Going through the material below, please gather all lines with the word "date" in them.

→ **PROVIDED ENTRIES**:
——

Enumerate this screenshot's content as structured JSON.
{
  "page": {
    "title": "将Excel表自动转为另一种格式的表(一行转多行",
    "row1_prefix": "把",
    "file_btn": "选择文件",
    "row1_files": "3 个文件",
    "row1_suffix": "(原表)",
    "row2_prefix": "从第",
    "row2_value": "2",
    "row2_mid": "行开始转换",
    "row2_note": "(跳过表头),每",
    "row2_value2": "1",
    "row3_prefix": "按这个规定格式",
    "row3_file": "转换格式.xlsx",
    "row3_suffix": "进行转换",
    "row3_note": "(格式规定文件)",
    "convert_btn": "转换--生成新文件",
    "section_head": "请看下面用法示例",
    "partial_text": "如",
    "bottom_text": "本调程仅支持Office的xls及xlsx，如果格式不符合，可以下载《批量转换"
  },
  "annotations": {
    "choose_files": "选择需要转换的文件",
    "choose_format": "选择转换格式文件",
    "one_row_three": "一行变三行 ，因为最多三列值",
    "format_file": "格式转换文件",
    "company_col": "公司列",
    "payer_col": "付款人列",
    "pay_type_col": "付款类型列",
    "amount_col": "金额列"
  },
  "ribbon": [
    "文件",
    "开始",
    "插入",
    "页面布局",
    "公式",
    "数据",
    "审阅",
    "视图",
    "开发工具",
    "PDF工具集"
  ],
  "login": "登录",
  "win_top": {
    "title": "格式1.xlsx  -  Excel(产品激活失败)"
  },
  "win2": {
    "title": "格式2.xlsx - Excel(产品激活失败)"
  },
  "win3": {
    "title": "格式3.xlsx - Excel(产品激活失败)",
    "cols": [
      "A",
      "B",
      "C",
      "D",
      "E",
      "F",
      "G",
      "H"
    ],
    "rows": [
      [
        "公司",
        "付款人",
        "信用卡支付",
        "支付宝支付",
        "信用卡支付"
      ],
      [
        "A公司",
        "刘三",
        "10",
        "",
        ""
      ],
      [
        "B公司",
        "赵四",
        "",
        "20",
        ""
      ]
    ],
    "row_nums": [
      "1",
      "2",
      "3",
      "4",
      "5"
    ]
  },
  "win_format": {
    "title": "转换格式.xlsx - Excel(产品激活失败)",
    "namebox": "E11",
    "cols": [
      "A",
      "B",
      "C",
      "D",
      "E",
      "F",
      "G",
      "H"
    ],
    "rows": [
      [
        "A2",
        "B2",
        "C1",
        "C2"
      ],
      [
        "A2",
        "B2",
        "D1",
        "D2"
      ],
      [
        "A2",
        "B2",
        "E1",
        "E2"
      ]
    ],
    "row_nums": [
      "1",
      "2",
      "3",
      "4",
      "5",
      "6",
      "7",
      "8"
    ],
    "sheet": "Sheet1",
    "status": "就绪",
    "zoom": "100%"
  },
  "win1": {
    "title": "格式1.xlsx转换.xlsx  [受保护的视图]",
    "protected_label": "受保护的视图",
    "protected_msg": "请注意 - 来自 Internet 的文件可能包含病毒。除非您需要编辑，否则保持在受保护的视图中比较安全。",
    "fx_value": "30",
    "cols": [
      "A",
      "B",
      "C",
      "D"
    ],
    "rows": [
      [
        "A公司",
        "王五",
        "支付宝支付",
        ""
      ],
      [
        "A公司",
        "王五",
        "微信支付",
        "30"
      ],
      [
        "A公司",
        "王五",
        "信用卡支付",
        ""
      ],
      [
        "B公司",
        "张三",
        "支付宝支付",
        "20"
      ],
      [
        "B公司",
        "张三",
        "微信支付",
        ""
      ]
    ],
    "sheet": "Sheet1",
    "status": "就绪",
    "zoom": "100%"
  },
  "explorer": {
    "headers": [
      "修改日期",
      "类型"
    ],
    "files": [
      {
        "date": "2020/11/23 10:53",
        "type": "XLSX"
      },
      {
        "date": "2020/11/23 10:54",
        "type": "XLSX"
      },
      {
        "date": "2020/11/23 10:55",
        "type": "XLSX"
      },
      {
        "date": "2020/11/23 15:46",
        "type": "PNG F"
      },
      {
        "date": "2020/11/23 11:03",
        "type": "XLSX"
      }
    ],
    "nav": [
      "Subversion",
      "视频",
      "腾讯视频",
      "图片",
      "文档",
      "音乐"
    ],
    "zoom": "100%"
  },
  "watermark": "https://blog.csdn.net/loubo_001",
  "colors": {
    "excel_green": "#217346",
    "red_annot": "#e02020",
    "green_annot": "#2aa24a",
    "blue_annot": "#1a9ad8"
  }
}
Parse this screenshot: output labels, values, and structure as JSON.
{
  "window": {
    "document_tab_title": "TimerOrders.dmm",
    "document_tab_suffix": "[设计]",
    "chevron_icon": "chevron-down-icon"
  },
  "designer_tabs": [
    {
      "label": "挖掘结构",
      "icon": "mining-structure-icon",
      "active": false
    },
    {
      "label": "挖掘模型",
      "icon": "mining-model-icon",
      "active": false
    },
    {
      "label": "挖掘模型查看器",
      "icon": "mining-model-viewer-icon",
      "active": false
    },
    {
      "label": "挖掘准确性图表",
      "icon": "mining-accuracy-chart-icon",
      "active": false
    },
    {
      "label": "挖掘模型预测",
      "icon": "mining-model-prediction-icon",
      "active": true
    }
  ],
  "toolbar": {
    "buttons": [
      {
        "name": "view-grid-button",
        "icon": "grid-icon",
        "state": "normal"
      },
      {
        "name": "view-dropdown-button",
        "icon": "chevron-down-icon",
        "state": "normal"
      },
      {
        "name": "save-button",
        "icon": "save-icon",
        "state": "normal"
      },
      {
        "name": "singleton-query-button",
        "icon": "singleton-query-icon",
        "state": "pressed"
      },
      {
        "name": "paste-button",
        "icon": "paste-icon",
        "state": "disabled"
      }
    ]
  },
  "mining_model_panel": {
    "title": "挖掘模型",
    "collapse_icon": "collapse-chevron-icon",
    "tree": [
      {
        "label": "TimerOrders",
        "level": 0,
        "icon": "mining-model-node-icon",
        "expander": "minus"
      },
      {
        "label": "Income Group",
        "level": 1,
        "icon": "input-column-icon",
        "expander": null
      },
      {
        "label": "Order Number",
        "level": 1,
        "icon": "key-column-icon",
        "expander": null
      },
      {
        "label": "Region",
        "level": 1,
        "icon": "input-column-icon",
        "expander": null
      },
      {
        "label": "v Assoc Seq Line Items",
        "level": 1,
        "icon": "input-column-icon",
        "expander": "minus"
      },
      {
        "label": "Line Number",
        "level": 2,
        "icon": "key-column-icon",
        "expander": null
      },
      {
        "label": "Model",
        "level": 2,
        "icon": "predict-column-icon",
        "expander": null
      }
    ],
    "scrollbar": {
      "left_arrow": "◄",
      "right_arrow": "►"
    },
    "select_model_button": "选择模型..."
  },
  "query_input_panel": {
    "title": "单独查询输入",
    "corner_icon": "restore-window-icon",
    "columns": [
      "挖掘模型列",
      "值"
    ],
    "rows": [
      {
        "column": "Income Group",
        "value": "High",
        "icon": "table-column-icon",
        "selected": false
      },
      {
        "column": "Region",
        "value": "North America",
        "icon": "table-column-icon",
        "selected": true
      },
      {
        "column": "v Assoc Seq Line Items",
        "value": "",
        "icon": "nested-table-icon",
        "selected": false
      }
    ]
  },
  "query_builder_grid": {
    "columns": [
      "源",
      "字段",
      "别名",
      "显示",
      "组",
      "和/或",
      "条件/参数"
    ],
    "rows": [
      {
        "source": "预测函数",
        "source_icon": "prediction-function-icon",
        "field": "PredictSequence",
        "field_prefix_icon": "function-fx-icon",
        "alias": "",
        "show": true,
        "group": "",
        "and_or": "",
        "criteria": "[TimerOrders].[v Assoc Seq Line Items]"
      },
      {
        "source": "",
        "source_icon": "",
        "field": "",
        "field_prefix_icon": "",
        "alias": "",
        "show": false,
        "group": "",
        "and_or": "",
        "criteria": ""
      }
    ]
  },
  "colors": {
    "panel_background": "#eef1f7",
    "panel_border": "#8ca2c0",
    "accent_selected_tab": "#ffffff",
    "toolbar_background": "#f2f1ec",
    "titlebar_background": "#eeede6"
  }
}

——

→ **TASK RESULT**:
        "date": "2020/11/23 10:53",
        "date": "2020/11/23 10:54",
        "date": "2020/11/23 10:55",
        "date": "2020/11/23 15:46",
        "date": "2020/11/23 11:03",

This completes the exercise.